My co-worker had set up a dynamic connection (see Rafael Salas or Hari Bagra for details on how to do this), but something weird was happening: the package was trying to push everything to the same server. I confirmed that if all relevant customers loaded were for the same server, that the process would work correctly, and that I could run each server load one at a time, so there weren’t any problems connecting to particular servers or parameters overriding this choice. It’s like the connection was “sticky,” connecting successfully to the first server and then ignoring the later changes.
It turns out, that’s exactly the case. He turned on the RetainSameConnection flag for the connection manager. If you set the value equal to true, then SSIS will open a single connection for the duration of the package run. There are a couple of times in which you might want to set this to true:
- You have a complex package which hits the same connections over and over again, or you have to do lots of operations in a foreach loop. This can remove the overhead of re-opening connections over and over again, thereby improving performance.
- You are using global temp tables and want multiple SSIS tasks to manipulate data in those global temp tables.
My co-worker was doing option #2, setting up a global temp table. He turned on RetainSameConnection to get that functionality working, not realizing that it necessarily precluded the other requirement, that this package be able to modify the connection to point to a different server based on the current customer.
As a note, if you set RetainSameConnection to false, you will lose the ability to use global temp tables in multiple SSIS tasks. The reason is that the connection will close between tasks, and once the last session which references a global temp table closes, that temp table can be marked for cleanup.

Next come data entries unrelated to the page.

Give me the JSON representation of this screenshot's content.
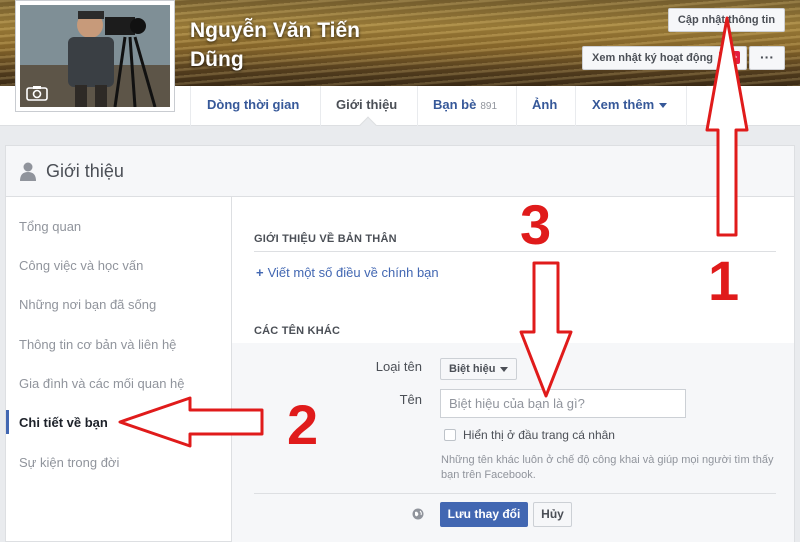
{
  "profile": {
    "name": "Nguyễn Văn Tiến Dũng",
    "update_button": "Cập nhật thông tin",
    "activity_button": "Xem nhật ký hoạt động",
    "activity_badge": "10+",
    "more_button": "···"
  },
  "nav": {
    "tabs": [
      {
        "label": "Dòng thời gian"
      },
      {
        "label": "Giới thiệu"
      },
      {
        "label": "Bạn bè",
        "count": "891"
      },
      {
        "label": "Ảnh"
      },
      {
        "label": "Xem thêm"
      }
    ],
    "active_tab": "Giới thiệu"
  },
  "about": {
    "title": "Giới thiệu",
    "left_nav": [
      "Tổng quan",
      "Công việc và học vấn",
      "Những nơi bạn đã sống",
      "Thông tin cơ bản và liên hệ",
      "Gia đình và các mối quan hệ",
      "Chi tiết về bạn",
      "Sự kiện trong đời"
    ],
    "active_item": "Chi tiết về bạn",
    "section_about_self": "Giới thiệu về bản thân",
    "add_about_link": "Viết một số điều về chính bạn",
    "section_other_names": "Các tên khác",
    "form": {
      "type_label": "Loại tên",
      "type_value": "Biệt hiệu",
      "name_label": "Tên",
      "name_placeholder": "Biệt hiệu của bạn là gì?",
      "checkbox_label": "Hiển thị ở đầu trang cá nhân",
      "help_text": "Những tên khác luôn ở chế độ công khai và giúp mọi người tìm thấy bạn trên Facebook.",
      "save_button": "Lưu thay đổi",
      "cancel_button": "Hủy"
    }
  },
  "annotations": {
    "step1": "1",
    "step2": "2",
    "step3": "3"
  },
  "colors": {
    "accent": "#4267b2",
    "link": "#365899",
    "annotation": "#e01b1b"
  }
}
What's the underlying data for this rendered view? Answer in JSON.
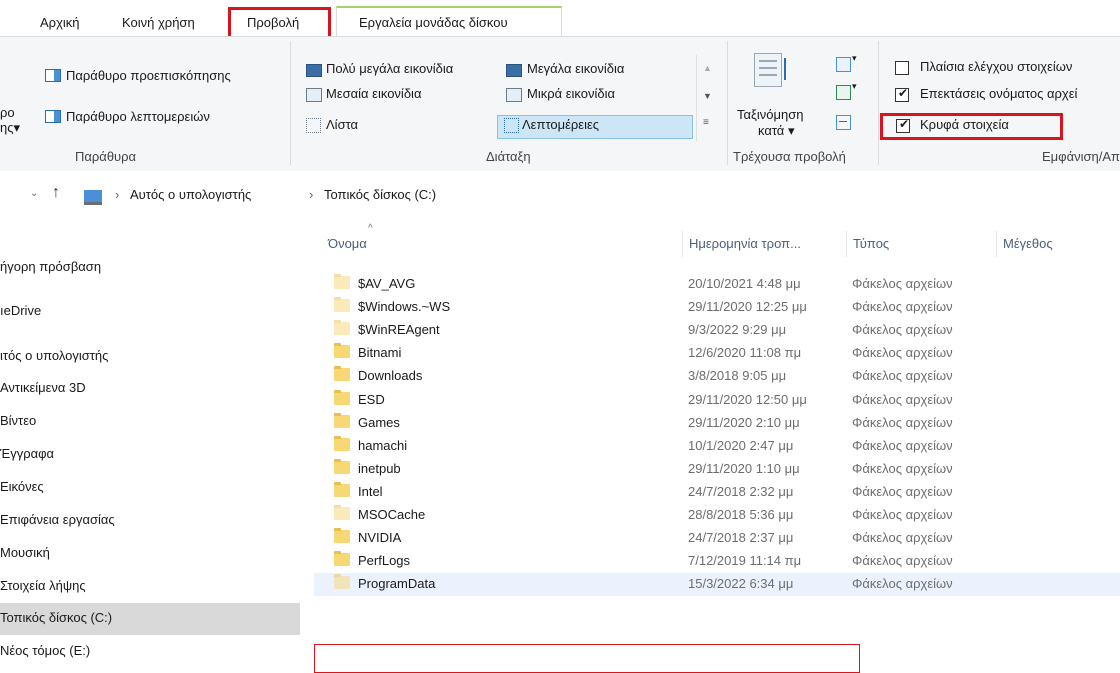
{
  "tabs": {
    "home": "Αρχική",
    "share": "Κοινή χρήση",
    "view": "Προβολή",
    "drive_tools": "Εργαλεία μονάδας δίσκου"
  },
  "ribbon": {
    "panes": {
      "nav_pane_partial": "ρο",
      "nav_pane_partial2": "ης",
      "preview_pane": "Παράθυρο προεπισκόπησης",
      "details_pane": "Παράθυρο λεπτομερειών",
      "group_label": "Παράθυρα"
    },
    "layout": {
      "extra_large_icons": "Πολύ μεγάλα εικονίδια",
      "large_icons": "Μεγάλα εικονίδια",
      "medium_icons": "Μεσαία εικονίδια",
      "small_icons": "Μικρά εικονίδια",
      "list": "Λίστα",
      "details": "Λεπτομέρειες",
      "group_label": "Διάταξη"
    },
    "current_view": {
      "sort_by_line1": "Ταξινόμηση",
      "sort_by_line2": "κατά",
      "group_label": "Τρέχουσα προβολή"
    },
    "show_hide": {
      "item_check_boxes": "Πλαίσια ελέγχου στοιχείων",
      "file_name_extensions": "Επεκτάσεις ονόματος αρχεί",
      "hidden_items": "Κρυφά στοιχεία",
      "item_check_boxes_checked": false,
      "file_name_extensions_checked": true,
      "hidden_items_checked": true,
      "group_label": "Εμφάνιση/Απ"
    }
  },
  "address": {
    "this_pc": "Αυτός ο υπολογιστής",
    "local_disk": "Τοπικός δίσκος (C:)",
    "separator": "›"
  },
  "nav": {
    "items": [
      "ήγορη πρόσβαση",
      "ıeDrive",
      "ιτός ο υπολογιστής",
      "Αντικείμενα 3D",
      "Βίντεο",
      "Έγγραφα",
      "Εικόνες",
      "Επιφάνεια εργασίας",
      "Μουσική",
      "Στοιχεία λήψης",
      "Τοπικός δίσκος (C:)",
      "Νέος τόμος (E:)"
    ],
    "selected_index": 10
  },
  "columns": {
    "name": "Όνομα",
    "date": "Ημερομηνία τροπ...",
    "type": "Τύπος",
    "size": "Μέγεθος"
  },
  "files": [
    {
      "name": "$AV_AVG",
      "date": "20/10/2021 4:48 μμ",
      "type": "Φάκελος αρχείων",
      "hidden": true
    },
    {
      "name": "$Windows.~WS",
      "date": "29/11/2020 12:25 μμ",
      "type": "Φάκελος αρχείων",
      "hidden": true
    },
    {
      "name": "$WinREAgent",
      "date": "9/3/2022 9:29 μμ",
      "type": "Φάκελος αρχείων",
      "hidden": true
    },
    {
      "name": "Bitnami",
      "date": "12/6/2020 11:08 πμ",
      "type": "Φάκελος αρχείων",
      "hidden": false
    },
    {
      "name": "Downloads",
      "date": "3/8/2018 9:05 μμ",
      "type": "Φάκελος αρχείων",
      "hidden": false
    },
    {
      "name": "ESD",
      "date": "29/11/2020 12:50 μμ",
      "type": "Φάκελος αρχείων",
      "hidden": false
    },
    {
      "name": "Games",
      "date": "29/11/2020 2:10 μμ",
      "type": "Φάκελος αρχείων",
      "hidden": false
    },
    {
      "name": "hamachi",
      "date": "10/1/2020 2:47 μμ",
      "type": "Φάκελος αρχείων",
      "hidden": false
    },
    {
      "name": "inetpub",
      "date": "29/11/2020 1:10 μμ",
      "type": "Φάκελος αρχείων",
      "hidden": false
    },
    {
      "name": "Intel",
      "date": "24/7/2018 2:32 μμ",
      "type": "Φάκελος αρχείων",
      "hidden": false
    },
    {
      "name": "MSOCache",
      "date": "28/8/2018 5:36 μμ",
      "type": "Φάκελος αρχείων",
      "hidden": true
    },
    {
      "name": "NVIDIA",
      "date": "24/7/2018 2:37 μμ",
      "type": "Φάκελος αρχείων",
      "hidden": false
    },
    {
      "name": "PerfLogs",
      "date": "7/12/2019 11:14 πμ",
      "type": "Φάκελος αρχείων",
      "hidden": false
    },
    {
      "name": "ProgramData",
      "date": "15/3/2022 6:34 μμ",
      "type": "Φάκελος αρχείων",
      "hidden": true
    }
  ],
  "colors": {
    "highlight_red": "#d9141c",
    "selection_blue": "#cde6f7",
    "folder_yellow": "#f8d775"
  }
}
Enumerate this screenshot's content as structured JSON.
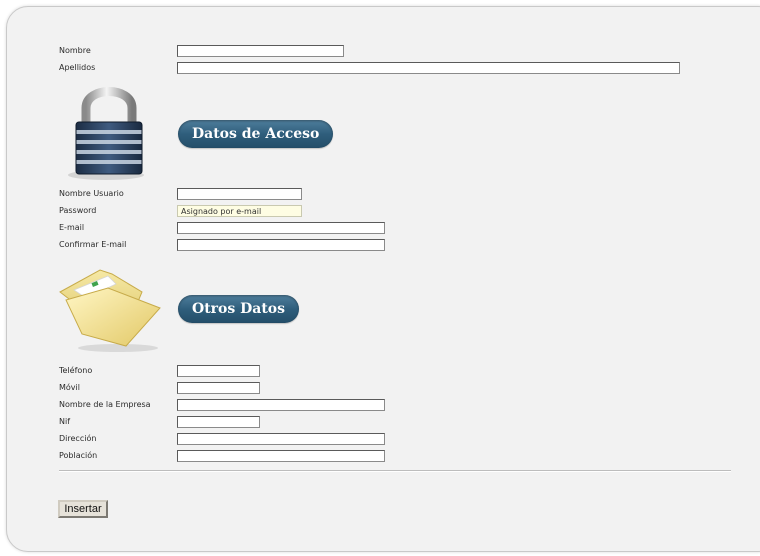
{
  "form": {
    "personal": {
      "nombre_label": "Nombre",
      "apellidos_label": "Apellidos"
    },
    "access_section": {
      "title": "Datos de Acceso",
      "icon": "padlock-icon",
      "usuario_label": "Nombre Usuario",
      "password_label": "Password",
      "password_value": "Asignado por e-mail",
      "email_label": "E-mail",
      "confirm_email_label": "Confirmar E-mail"
    },
    "other_section": {
      "title": "Otros Datos",
      "icon": "folder-icon",
      "telefono_label": "Teléfono",
      "movil_label": "Móvil",
      "empresa_label": "Nombre de la Empresa",
      "nif_label": "Nif",
      "direccion_label": "Dirección",
      "poblacion_label": "Población"
    },
    "submit_label": "Insertar"
  },
  "colors": {
    "panel_background": "#f2f2f2",
    "section_pill": "#2f5e7c",
    "readonly_field": "#fefde3"
  }
}
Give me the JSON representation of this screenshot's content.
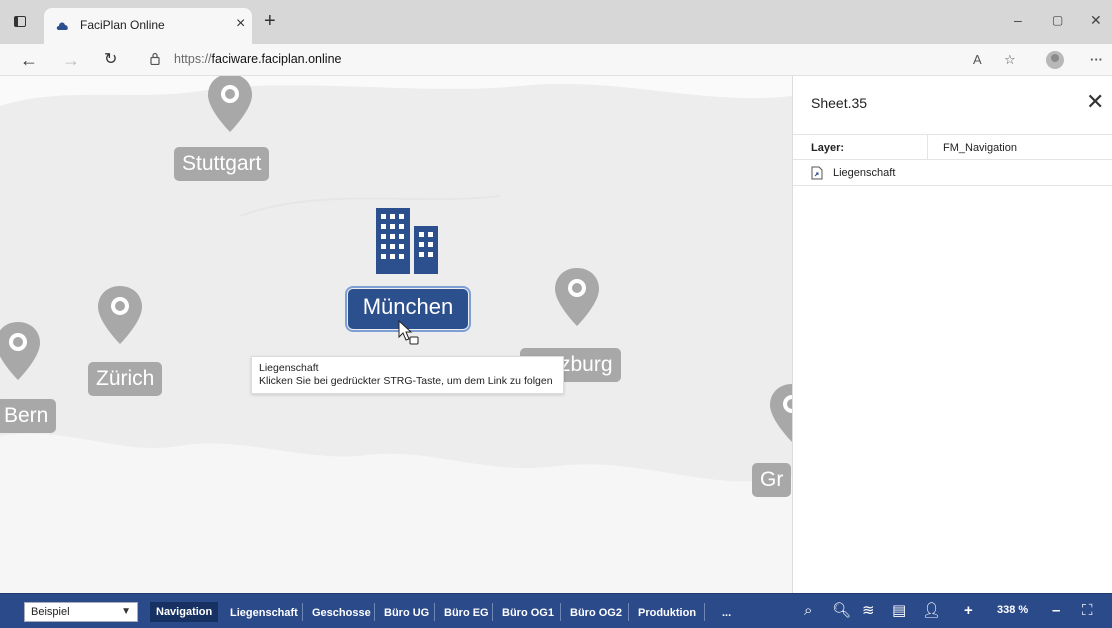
{
  "browser": {
    "tab_title": "FaciPlan Online",
    "url_scheme": "https://",
    "url_host": "faciware.faciplan.online"
  },
  "map": {
    "cities": [
      {
        "name": "Stuttgart"
      },
      {
        "name": "Zürich"
      },
      {
        "name": "Bern"
      },
      {
        "name": "zburg"
      },
      {
        "name": "Gr"
      }
    ],
    "selected_city": "München",
    "tooltip": {
      "line1": "Liegenschaft",
      "line2": "Klicken Sie bei gedrückter STRG-Taste, um dem Link zu folgen"
    }
  },
  "panel": {
    "title": "Sheet.35",
    "layer_label": "Layer:",
    "layer_value": "FM_Navigation",
    "link_label": "Liegenschaft"
  },
  "toolbar": {
    "select_value": "Beispiel",
    "tabs": [
      "Navigation",
      "Liegenschaft",
      "Geschosse",
      "Büro UG",
      "Büro EG",
      "Büro OG1",
      "Büro OG2",
      "Produktion",
      "..."
    ],
    "active_tab": "Navigation",
    "zoom": "338 %"
  },
  "colors": {
    "toolbar": "#2b4a8a",
    "selected_city": "#2c4f8e",
    "city_label": "#a8a8a8"
  }
}
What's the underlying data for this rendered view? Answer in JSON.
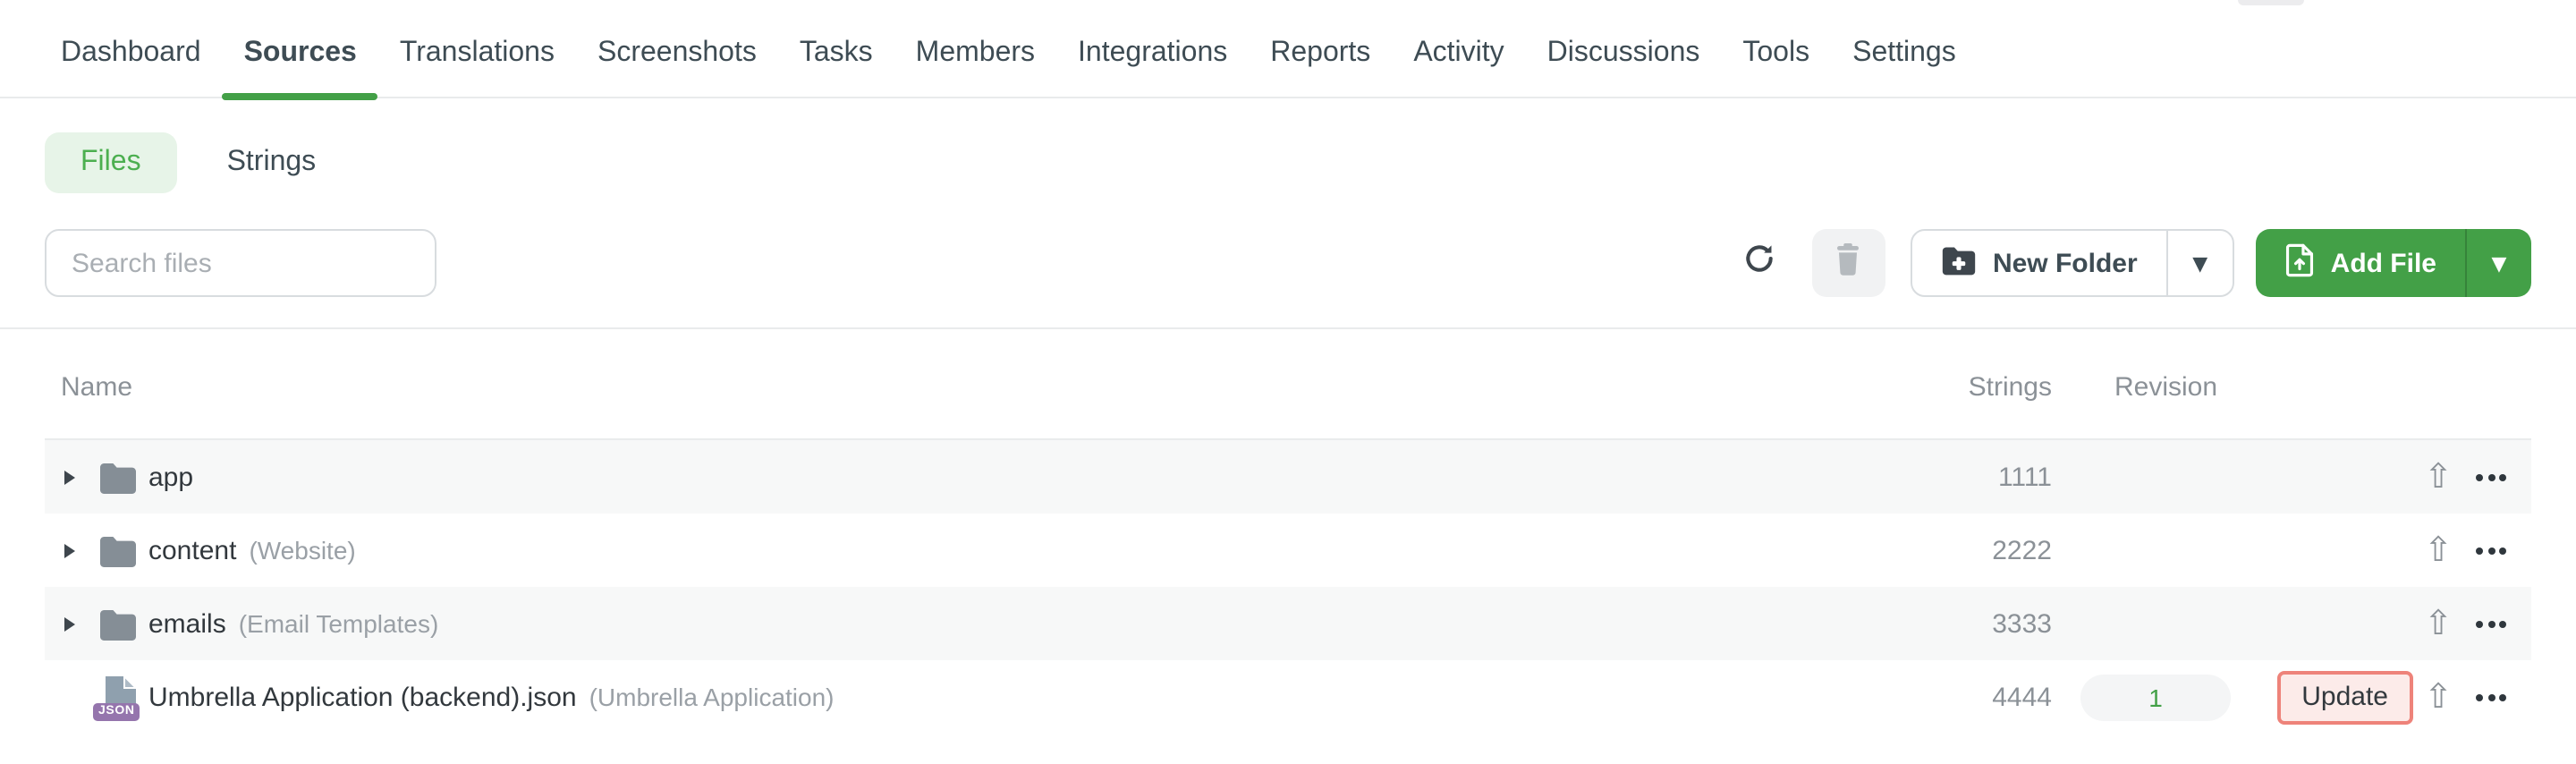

In my case, I ripped out the global temp table logic and set RetainSameConnection to False. That allowed me to use dynamic connections as expected.